→ HOW TO COMPLETE THIS TASK
The exercise calls for a faithful copy of all the data.

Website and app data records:
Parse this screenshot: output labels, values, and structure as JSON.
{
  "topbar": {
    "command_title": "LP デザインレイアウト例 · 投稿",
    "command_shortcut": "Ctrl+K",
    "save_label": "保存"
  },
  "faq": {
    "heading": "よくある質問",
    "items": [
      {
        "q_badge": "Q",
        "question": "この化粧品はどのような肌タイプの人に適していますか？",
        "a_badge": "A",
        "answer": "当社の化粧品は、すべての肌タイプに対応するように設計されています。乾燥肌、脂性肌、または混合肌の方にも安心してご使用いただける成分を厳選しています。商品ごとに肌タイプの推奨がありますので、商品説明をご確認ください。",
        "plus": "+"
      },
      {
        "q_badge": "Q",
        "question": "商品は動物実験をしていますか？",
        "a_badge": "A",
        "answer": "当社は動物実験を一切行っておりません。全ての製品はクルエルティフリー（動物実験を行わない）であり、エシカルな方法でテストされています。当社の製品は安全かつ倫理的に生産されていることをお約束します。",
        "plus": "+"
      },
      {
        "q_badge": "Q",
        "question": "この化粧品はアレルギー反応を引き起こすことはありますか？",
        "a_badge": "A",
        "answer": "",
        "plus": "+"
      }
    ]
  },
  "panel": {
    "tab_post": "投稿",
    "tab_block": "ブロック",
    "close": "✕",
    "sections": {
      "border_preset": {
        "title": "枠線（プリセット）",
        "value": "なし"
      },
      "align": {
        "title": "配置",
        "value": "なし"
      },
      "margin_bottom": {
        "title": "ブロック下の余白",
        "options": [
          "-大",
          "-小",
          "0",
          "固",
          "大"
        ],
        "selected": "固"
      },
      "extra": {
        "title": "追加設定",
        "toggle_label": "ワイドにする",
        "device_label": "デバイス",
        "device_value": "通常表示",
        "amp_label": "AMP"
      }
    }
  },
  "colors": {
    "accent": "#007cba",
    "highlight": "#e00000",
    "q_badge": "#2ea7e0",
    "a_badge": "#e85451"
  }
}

→ ANSWER TO THIS TASK
Parse this screenshot: output labels, values, and structure as JSON.
{
  "topbar": {
    "command_title": "LP デザインレイアウト例 · 投稿",
    "command_shortcut": "Ctrl+K",
    "save_label": "保存"
  },
  "faq": {
    "heading": "よくある質問",
    "items": [
      {
        "q_badge": "Q",
        "question": "この化粧品はどのような肌タイプの人に適していますか？",
        "a_badge": "A",
        "answer": "当社の化粧品は、すべての肌タイプに対応するように設計されています。乾燥肌、脂性肌、または混合肌の方にも安心してご使用いただける成分を厳選しています。商品ごとに肌タイプの推奨がありますので、商品説明をご確認ください。",
        "plus": "+"
      },
      {
        "q_badge": "Q",
        "question": "商品は動物実験をしていますか？",
        "a_badge": "A",
        "answer": "当社は動物実験を一切行っておりません。全ての製品はクルエルティフリー（動物実験を行わない）であり、エシカルな方法でテストされています。当社の製品は安全かつ倫理的に生産されていることをお約束します。",
        "plus": "+"
      },
      {
        "q_badge": "Q",
        "question": "この化粧品はアレルギー反応を引き起こすことはありますか？",
        "a_badge": "A",
        "answer": "",
        "plus": "+"
      }
    ]
  },
  "panel": {
    "tab_post": "投稿",
    "tab_block": "ブロック",
    "close": "✕",
    "sections": {
      "border_preset": {
        "title": "枠線（プリセット）",
        "value": "なし"
      },
      "align": {
        "title": "配置",
        "value": "なし"
      },
      "margin_bottom": {
        "title": "ブロック下の余白",
        "options": [
          "-大",
          "-小",
          "0",
          "固",
          "大"
        ],
        "selected": "固"
      },
      "extra": {
        "title": "追加設定",
        "toggle_label": "ワイドにする",
        "device_label": "デバイス",
        "device_value": "通常表示",
        "amp_label": "AMP"
      }
    }
  },
  "colors": {
    "accent": "#007cba",
    "highlight": "#e00000",
    "q_badge": "#2ea7e0",
    "a_badge": "#e85451"
  }
}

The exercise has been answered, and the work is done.